Stored items from a collection:
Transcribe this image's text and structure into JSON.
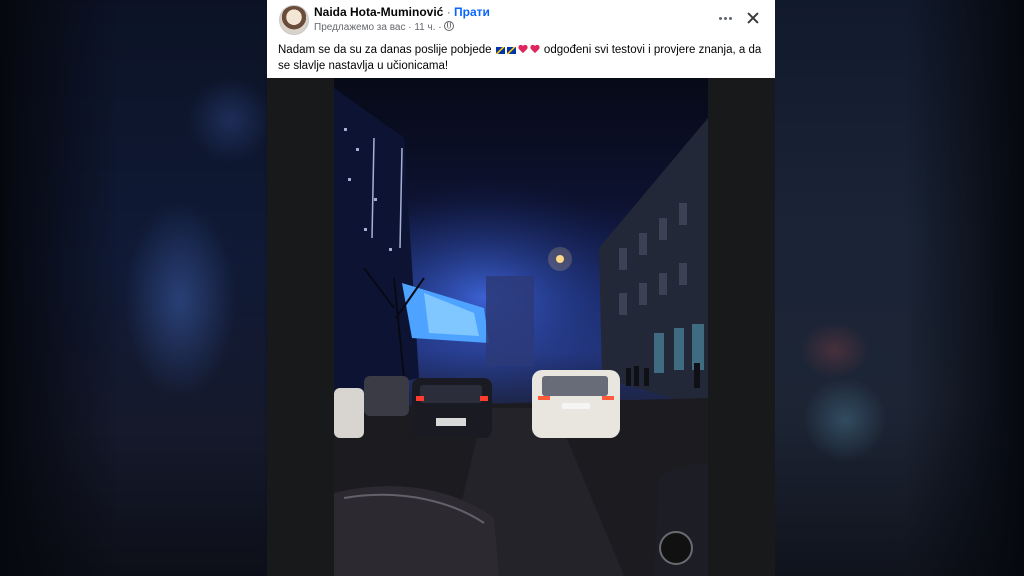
{
  "post": {
    "author": "Naida Hota-Muminović",
    "separator": "·",
    "follow_label": "Прати",
    "meta": "Предлажемо за вас · 11 ч. ·",
    "text_before_emoji": "Nadam se da su za danas poslije pobjede ",
    "text_after_emoji": " odgođeni svi testovi i provjere znanja, a da se slavlje nastavlja u učionicama!",
    "emoji": [
      "flag-bosnia-icon",
      "flag-bosnia-icon",
      "heart-icon",
      "heart-icon"
    ],
    "privacy_icon": "globe-icon",
    "actions": {
      "more_icon": "more-options-icon",
      "close_icon": "close-icon"
    },
    "photo_alt": "night street traffic with a large illuminated screen showing the flag"
  },
  "colors": {
    "follow": "#0866ff",
    "heart": "#e0245e",
    "card_bg": "#ffffff",
    "frame_bg": "#18191a"
  }
}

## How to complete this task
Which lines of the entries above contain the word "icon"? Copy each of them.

## Response box
      "flag-bosnia-icon",
      "flag-bosnia-icon",
      "heart-icon",
      "heart-icon"
    "privacy_icon": "globe-icon",
      "more_icon": "more-options-icon",
      "close_icon": "close-icon"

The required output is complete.